PORT MATILDA – A 5-foot-long alligator, discovered this week in the decidedly unnatural habitat of Huntingdon County, is relaxing in a Port Matilda wildlife refuge while investigators follow leads pointing to its illegal release, authorities said Wednesday.
The alligator – found and apprehended Sunday by young fishermen near Shade Gap – remains nameless, its age and sex unclear, said Robyn Graboski, director of Centre Wildlife Care. Graboski’s refuge took in the out-of-place reptile Tuesday after a request from the state Fish and Boat Commission, she said.
“I haven’t fed it anything yet,” Graboski said. “We’re just getting it comfortable.”
The creature resides in an 8-by-10-foot enclosure, fenced off with wire and containing a water tub and a few rocks.
Graboski’s refuge has hosted non-Pennsylvanian lizards and reptiles, including giant snakes and tortoises, she said. But alligators are a rarity, especially those that have grown as large as the Shade Gap specimen.
“This is the first 5-foot alligator we’ve had,” she said. Graboski said the “mild-mannered” reptile was likely a domestic pet before its escape or release.
While the American alligator and its similar neighbor, the caiman, live naturally only in southern states and in Latin America, tourists and pet owners in recent years have taken the creatures north with increasing frequency, said Fish and Boat Commission Capt. Alan Robinson, who dealt with the Huntingdon County gator.
When the cute babies grow into human-sized adults, their owners often abandon them or seek them new homes at zoos.
“Statewide, we run into this probably at least a dozen times a year,” Robinson said.
Pennsylvania doesn’t regulate alligator ownership, according to the Fish and Boat Commission website, but state policy explicitly prohibits their release into the wild.
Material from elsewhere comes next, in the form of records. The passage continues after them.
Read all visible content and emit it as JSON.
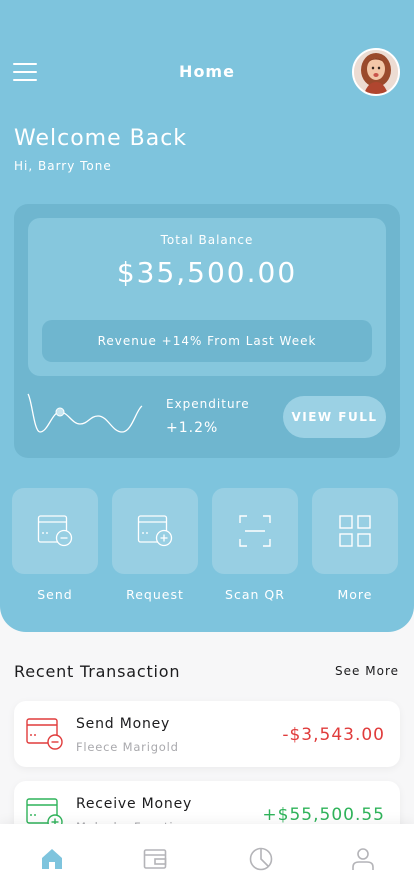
{
  "header": {
    "title": "Home"
  },
  "welcome": {
    "heading": "Welcome Back",
    "greeting": "Hi, Barry Tone"
  },
  "balance": {
    "label": "Total Balance",
    "amount": "$35,500.00",
    "revenue_text": "Revenue +14% From Last Week",
    "expenditure_label": "Expenditure",
    "expenditure_value": "+1.2%",
    "view_full_label": "VIEW FULL"
  },
  "actions": [
    {
      "label": "Send",
      "icon": "card-minus-icon"
    },
    {
      "label": "Request",
      "icon": "card-plus-icon"
    },
    {
      "label": "Scan QR",
      "icon": "scan-qr-icon"
    },
    {
      "label": "More",
      "icon": "grid-icon"
    }
  ],
  "transactions_section": {
    "title": "Recent Transaction",
    "see_more": "See More"
  },
  "transactions": [
    {
      "title": "Send Money",
      "name": "Fleece Marigold",
      "amount": "-$3,543.00",
      "color": "#e03c3c",
      "icon": "card-minus-icon"
    },
    {
      "title": "Receive Money",
      "name": "Malcolm Function",
      "amount": "+$55,500.55",
      "color": "#2fb35a",
      "icon": "card-plus-icon"
    }
  ],
  "tabbar": {
    "active_color": "#7ec4dd",
    "inactive_color": "#b4b4b8",
    "tabs": [
      "home-icon",
      "wallet-icon",
      "pie-chart-icon",
      "user-icon"
    ]
  },
  "colors": {
    "brand": "#7ec4dd",
    "negative": "#e03c3c",
    "positive": "#2fb35a"
  }
}
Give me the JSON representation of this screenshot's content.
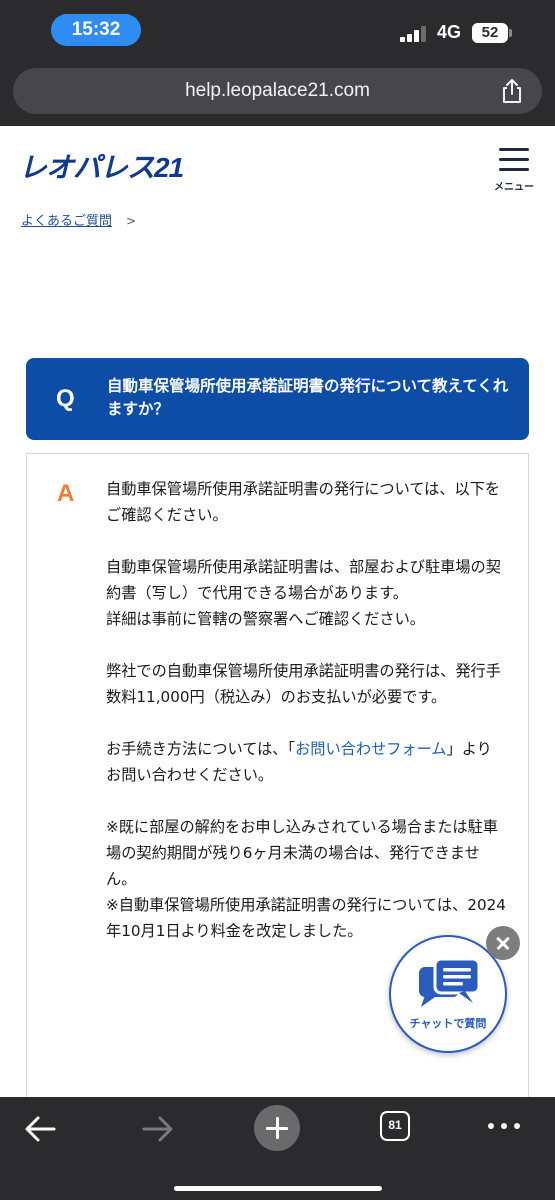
{
  "status_bar": {
    "time": "15:32",
    "network": "4G",
    "battery": "52",
    "battery_level": 0.52
  },
  "browser": {
    "url": "help.leopalace21.com",
    "tab_count": "81"
  },
  "site": {
    "logo_text": "レオパレス21",
    "menu_label": "メニュー"
  },
  "breadcrumb": {
    "link": "よくあるご質問",
    "separator": ">"
  },
  "question": {
    "mark": "Q",
    "text": "自動車保管場所使用承諾証明書の発行について教えてくれますか？"
  },
  "answer": {
    "mark": "A",
    "p1": "自動車保管場所使用承諾証明書の発行については、以下をご確認ください。",
    "p2": "自動車保管場所使用承諾証明書は、部屋および駐車場の契約書（写し）で代用できる場合があります。",
    "p3": "詳細は事前に管轄の警察署へご確認ください。",
    "p4": "弊社での自動車保管場所使用承諾証明書の発行は、発行手数料11,000円（税込み）のお支払いが必要です。",
    "p5_pre": "お手続き方法については、「",
    "p5_link": "お問い合わせフォーム",
    "p5_post": "」よりお問い合わせください。",
    "p6": "※既に部屋の解約をお申し込みされている場合または駐車場の契約期間が残り6ヶ月未満の場合は、発行できません。",
    "p7": "※自動車保管場所使用承諾証明書の発行については、2024年10月1日より料金を改定しました。"
  },
  "chat": {
    "label": "チャットで質問"
  },
  "icons": {
    "share": "share-icon",
    "back": "back-arrow-icon",
    "forward": "forward-arrow-icon",
    "new_tab": "plus-icon",
    "more": "more-dots-icon",
    "chat": "chat-bubble-icon",
    "close": "close-icon"
  }
}
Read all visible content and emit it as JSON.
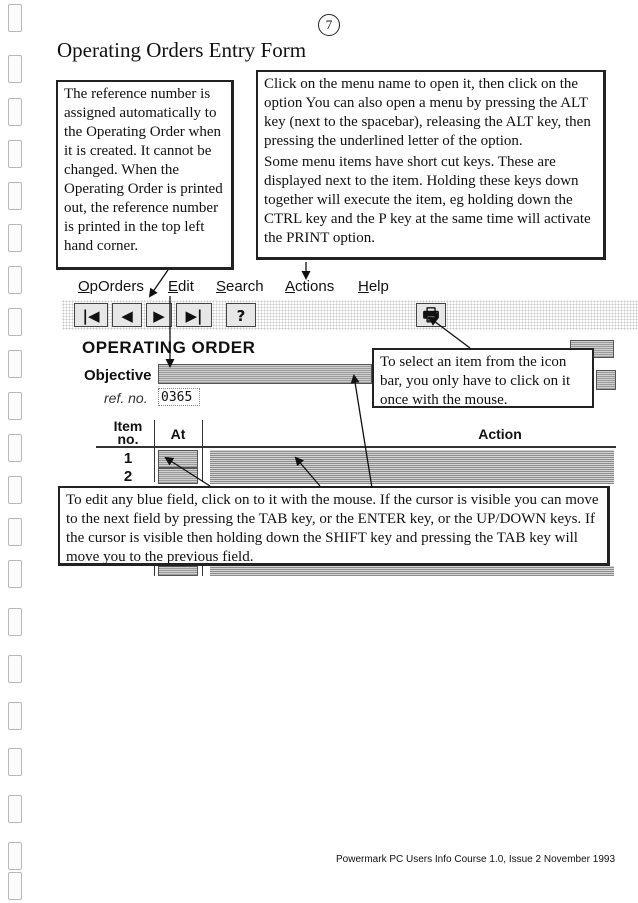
{
  "page_number": "7",
  "title": "Operating Orders Entry Form",
  "notes": {
    "reference": "The reference number is assigned automatically to the Operating Order when it is created.  It cannot be changed. When the Operating Order is printed out, the reference number is printed in the top left hand corner.",
    "menu_p1": "Click on the menu name to open it, then click on the option  You can also open a menu by pressing the ALT key (next to the spacebar), releasing the ALT key, then pressing the underlined letter of the option.",
    "menu_p2": "Some menu items have short cut keys.  These are displayed next to the item.  Holding these keys down together will execute the item, eg holding down the CTRL key and the P key at the same time will activate the PRINT option.",
    "icon_bar": "To select an item from the icon bar, you only have to click on it once with the mouse.",
    "edit": "To edit any blue field, click on to it with the mouse.  If the cursor is visible you can move to the next field by pressing the TAB key, or the ENTER key, or the UP/DOWN keys.  If the cursor is visible then holding down the SHIFT key and pressing the TAB key will move you to the previous field."
  },
  "menubar": {
    "items": [
      {
        "first": "O",
        "rest": "pOrders"
      },
      {
        "first": "E",
        "rest": "dit"
      },
      {
        "first": "S",
        "rest": "earch"
      },
      {
        "first": "A",
        "rest": "ctions"
      },
      {
        "first": "H",
        "rest": "elp"
      }
    ]
  },
  "toolbar": {
    "icons": [
      "first-record-icon",
      "previous-record-icon",
      "next-record-icon",
      "last-record-icon",
      "help-icon",
      "printer-icon"
    ],
    "first_glyph": "|◀",
    "prev_glyph": "◀",
    "next_glyph": "▶",
    "last_glyph": "▶|",
    "help_glyph": "?",
    "printer_glyph": "🖶"
  },
  "form": {
    "title": "OPERATING ORDER",
    "objective_label": "Objective",
    "ref_label": "ref. no.",
    "ref_value": "0365",
    "col_item": "Item no.",
    "col_at": "At",
    "col_action": "Action",
    "rows": [
      "1",
      "2"
    ]
  },
  "footer": "Powermark PC Users Info Course  1.0,  Issue 2   November 1993"
}
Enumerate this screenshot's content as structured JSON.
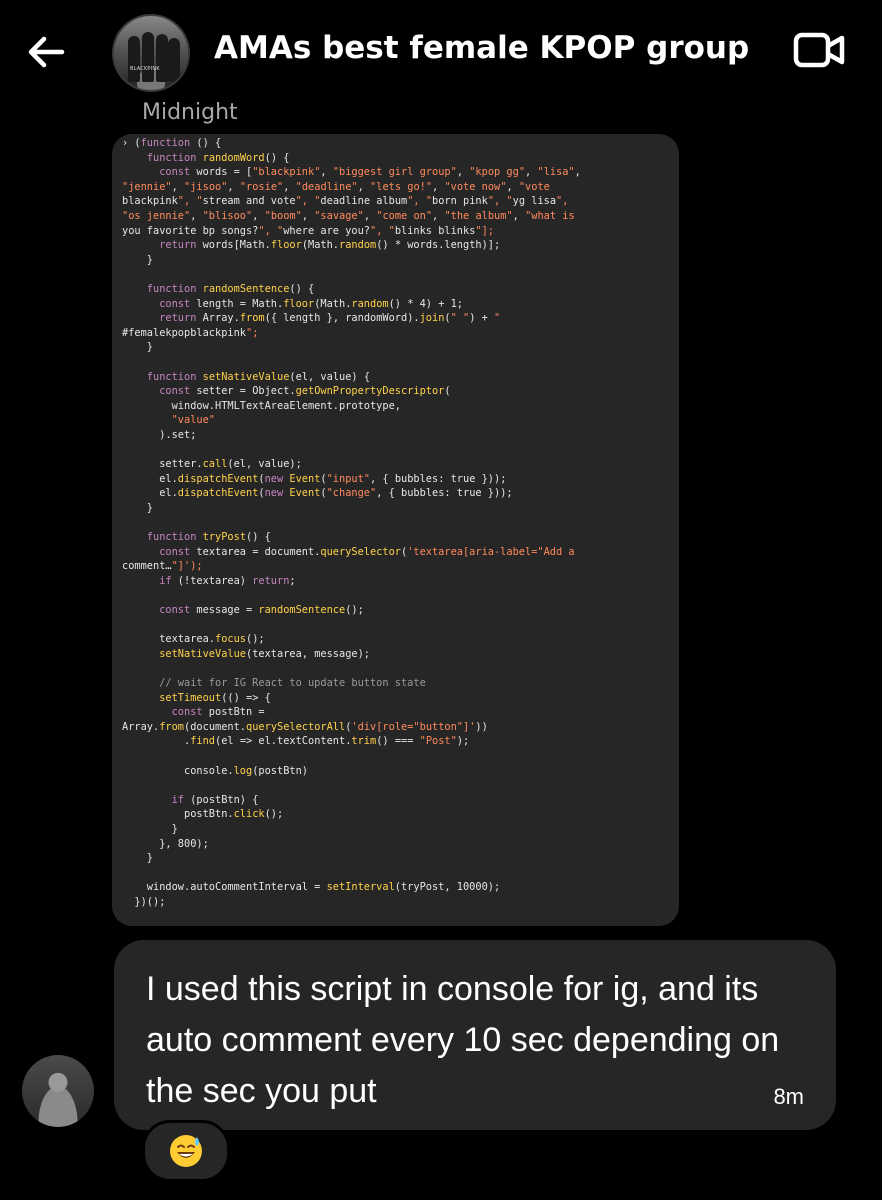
{
  "header": {
    "title": "AMAs best female KPOP group",
    "back_icon": "arrow-left-icon",
    "video_icon": "video-call-icon",
    "avatar_logo_text": "BLACKPINK"
  },
  "message": {
    "sender_label": "Midnight",
    "code_lines": [
      "› (function () {",
      "    function randomWord() {",
      "      const words = [\"blackpink\", \"biggest girl group\", \"kpop gg\", \"lisa\",",
      "\"jennie\", \"jisoo\", \"rosie\", \"deadline\", \"lets go!\", \"vote now\", \"vote",
      "blackpink\", \"stream and vote\", \"deadline album\", \"born pink\", \"yg lisa\",",
      "\"os jennie\", \"blisoo\", \"boom\", \"savage\", \"come on\", \"the album\", \"what is",
      "you favorite bp songs?\", \"where are you?\", \"blinks blinks\"];",
      "      return words[Math.floor(Math.random() * words.length)];",
      "    }",
      "",
      "    function randomSentence() {",
      "      const length = Math.floor(Math.random() * 4) + 1;",
      "      return Array.from({ length }, randomWord).join(\" \") + \"",
      "#femalekpopblackpink\";",
      "    }",
      "",
      "    function setNativeValue(el, value) {",
      "      const setter = Object.getOwnPropertyDescriptor(",
      "        window.HTMLTextAreaElement.prototype,",
      "        \"value\"",
      "      ).set;",
      "",
      "      setter.call(el, value);",
      "      el.dispatchEvent(new Event(\"input\", { bubbles: true }));",
      "      el.dispatchEvent(new Event(\"change\", { bubbles: true }));",
      "    }",
      "",
      "    function tryPost() {",
      "      const textarea = document.querySelector('textarea[aria-label=\"Add a",
      "comment…\"]');",
      "      if (!textarea) return;",
      "",
      "      const message = randomSentence();",
      "",
      "      textarea.focus();",
      "      setNativeValue(textarea, message);",
      "",
      "      // wait for IG React to update button state",
      "      setTimeout(() => {",
      "        const postBtn =",
      "Array.from(document.querySelectorAll('div[role=\"button\"]'))",
      "          .find(el => el.textContent.trim() === \"Post\");",
      "",
      "          console.log(postBtn)",
      "",
      "        if (postBtn) {",
      "          postBtn.click();",
      "        }",
      "      }, 800);",
      "    }",
      "",
      "    window.autoCommentInterval = setInterval(tryPost, 10000);",
      "  })();"
    ],
    "reply_text": "I used this script in console for ig, and its auto comment every 10 sec depending on the sec you put",
    "time": "8m",
    "reaction_icon": "sweat-smile-emoji-icon"
  },
  "colors": {
    "background": "#000000",
    "bubble": "#262626",
    "keyword": "#c586c0",
    "function": "#ffd24a",
    "string": "#ff8a5c",
    "comment": "#9a9a9a"
  }
}
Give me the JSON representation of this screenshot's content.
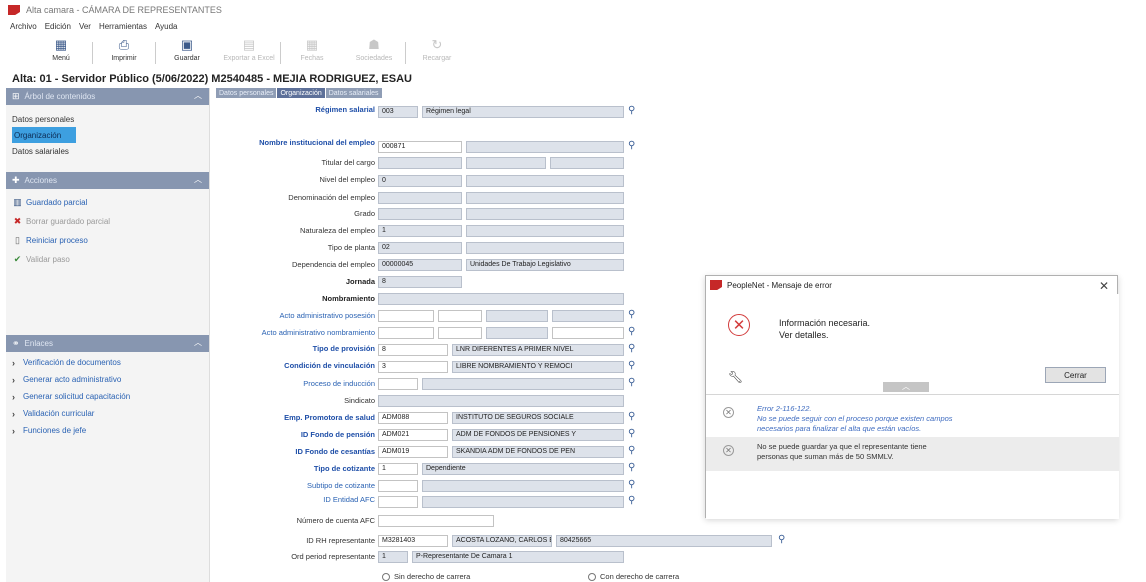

Despite warnings that non-native species can wreak havoc on the Pennsylvania ecosystem, alligator releases are common in news reports across the state.
The cool northern climate prevents the cold-blooded creatures from breeding, according to a Pennsylvania Biological Survey report. While many die in cold winter weather, some can survive in underground hiding places, Penn State University Evolutionary Biologist Blair Hedges said.
“It’s mostly a spring, summer phenomenon,” Hedges said. “They’re not going to make it unless they find a sewer or something.”
Graboski said she’s confident that she can find a home for her new guest before winter arrives. Many abandoned alligators recovered by state officials end up in zoos and educational settings, Robinson noted.
In the mean time, state authorities are in search of the alligator’s former owner, who can be charged with a misdemeanor if he intentionally released the creature, Robinson said.
“We have some leads we’re looking into right now,” he said. “I’m very confident we’ll close this.”
Mirror Staff Writer Ryan Brown is at 946-7457.